Tuesday, November 12, 2013

It was not so bad from where I stood

As I answered the phone for the third time by eight o'clock this morning, I walked into the kitchen to heat up the coffee I had been drinking in stops and starts since 5.30.  The inside of the microwave door had a few drips on it, and as I leaned down to place my cup within, I saw that the glass turntable plate needed wiping as well.

I continued to talk with our oldest daughter while I retrieved a fresh dish rag from the drawer.  The microwave door wiped clean in two swipes of the wet rag.  The plate was removed, needing just a little rinsing off.

But when I put the plate back on its track, oh, there were a few more red marks, those that had exceeded the definition of drips and could be classified more as "splotches."  Leaning down was not going to reach them.  And so,  I kneeled.

It had not appeared so bad from where I stood, but when I got down on my knees, I saw something quite different indeed.  It took a new perspective to grasp the extent of the explosion within.  I rinsed the rag, and as I chatted on the phone and simultaneously wiped the interior of the microwave, I realized that the debris wasn't just wiping off.  It gave every indication of having been transformed into some kind of super glue.

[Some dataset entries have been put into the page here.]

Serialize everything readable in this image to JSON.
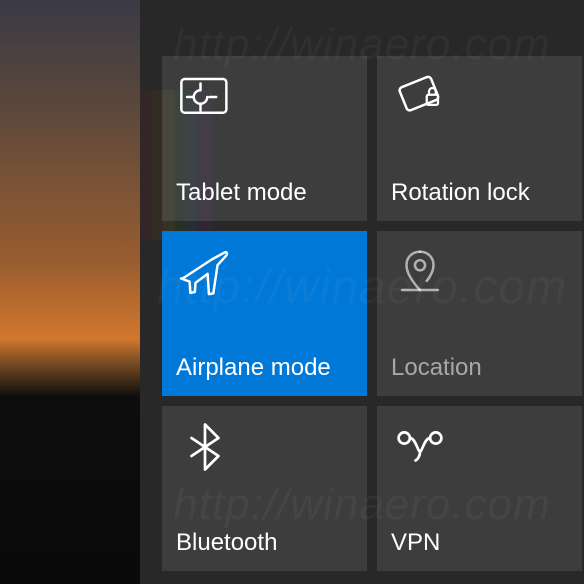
{
  "watermark": {
    "text": "http://winaero.com"
  },
  "actionCenter": {
    "tiles": [
      {
        "label": "Tablet mode",
        "icon": "tablet-mode-icon",
        "active": false,
        "dimmed": false
      },
      {
        "label": "Rotation lock",
        "icon": "rotation-lock-icon",
        "active": false,
        "dimmed": false
      },
      {
        "label": "Airplane mode",
        "icon": "airplane-mode-icon",
        "active": true,
        "dimmed": false
      },
      {
        "label": "Location",
        "icon": "location-icon",
        "active": false,
        "dimmed": true
      },
      {
        "label": "Bluetooth",
        "icon": "bluetooth-icon",
        "active": false,
        "dimmed": false
      },
      {
        "label": "VPN",
        "icon": "vpn-icon",
        "active": false,
        "dimmed": false
      }
    ]
  }
}
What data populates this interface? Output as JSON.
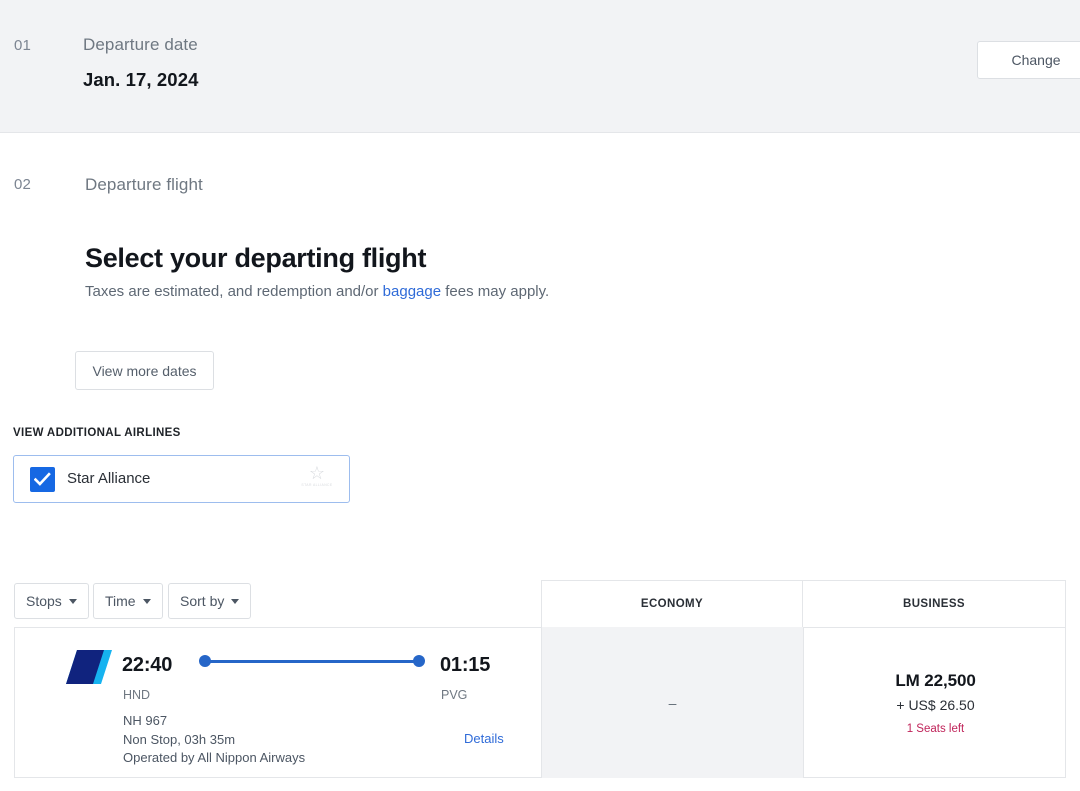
{
  "step_one": {
    "number": "01",
    "label": "Departure date",
    "value": "Jan. 17, 2024",
    "change_label": "Change"
  },
  "step_two": {
    "number": "02",
    "label": "Departure flight",
    "heading": "Select your departing flight",
    "subheading_before": "Taxes are estimated, and redemption and/or ",
    "subheading_link": "baggage",
    "subheading_after": " fees may apply.",
    "view_more_dates_label": "View more dates"
  },
  "additional_airlines": {
    "section_label": "VIEW ADDITIONAL AIRLINES",
    "option_label": "Star Alliance",
    "checked": true,
    "logo_caption": "STAR ALLIANCE"
  },
  "filters": [
    {
      "label": "Stops",
      "icon": "chevron-down-icon"
    },
    {
      "label": "Time",
      "icon": "chevron-down-icon"
    },
    {
      "label": "Sort by",
      "icon": "chevron-down-icon"
    }
  ],
  "table": {
    "columns": [
      {
        "key": "economy",
        "label": "ECONOMY"
      },
      {
        "key": "business",
        "label": "BUSINESS"
      }
    ],
    "rows": [
      {
        "airline_logo": "ana-logo-icon",
        "depart_time": "22:40",
        "depart_code": "HND",
        "arrive_time": "01:15",
        "arrive_code": "PVG",
        "flight_number": "NH 967",
        "stops_duration": "Non Stop, 03h 35m",
        "operated_by": "Operated by All Nippon Airways",
        "details_label": "Details",
        "economy": {
          "value": "–",
          "available": false
        },
        "business": {
          "miles": "LM 22,500",
          "tax": "+ US$ 26.50",
          "seats_left": "1 Seats left"
        }
      }
    ]
  },
  "colors": {
    "accent_blue": "#2666c8",
    "link_blue": "#2f6bd8",
    "checkbox_blue": "#1668e3",
    "seats_red": "#c0245a",
    "panel_gray": "#f2f3f5",
    "border_gray": "#e4e6e9"
  }
}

Quite frankly, I didn't want to get into this.  Just back off and no one will know you saw it, a little voice whispered in my ear -- I am sure the same little voice that whispered to whoever did it in the first place.  If it had been wiped up immediately -- "made right" when it first happened --those drippings would not have grown roots.  It would have not developed into a confrontation at all.

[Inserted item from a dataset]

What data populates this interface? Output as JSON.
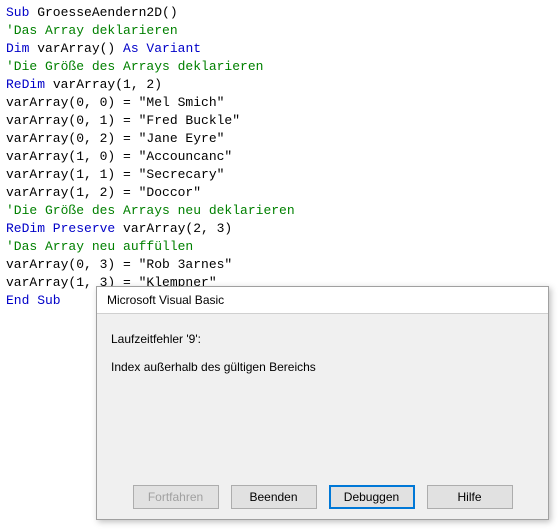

I stayed on my knees where I could see it fully and held that wet rag against each one of the minor explosions to soften what had blown up.  It was not going to go away on its own.  The soft wet rag accomplished what seemed impossible a few minutes before, just holding and applying it to each transgression.

O, that we would first seek to apply grace to those difficult situations and impossible relationships before they harden.  Placing blame, pointing fingers, accusing or wallowing in the mire only hardens it more.  Change only happens when we approach with healing in our hands and words and actions.  As a dear wise friend once told me when I was a teenager, "You cannot change others.  You can only change yourself."  And that would be Jesus Who does exactly that.  He changes my heart.

...and it takes getting on my knees to change my vision to what He sees and how He sees it.

Jesus did not walk away from my mess.
           He held out His nail-scarred hands
     not with a list of my iniquities
but with healing in His wings
                         and visible grace.

May we do the same - forgiven, changed and bearing grace in incredible places.  And so, we kneel.

But for you
    who fear My name
the sun of righteousness shall rise,
with healing in its wings.

                         Malachi 4.2

No comments: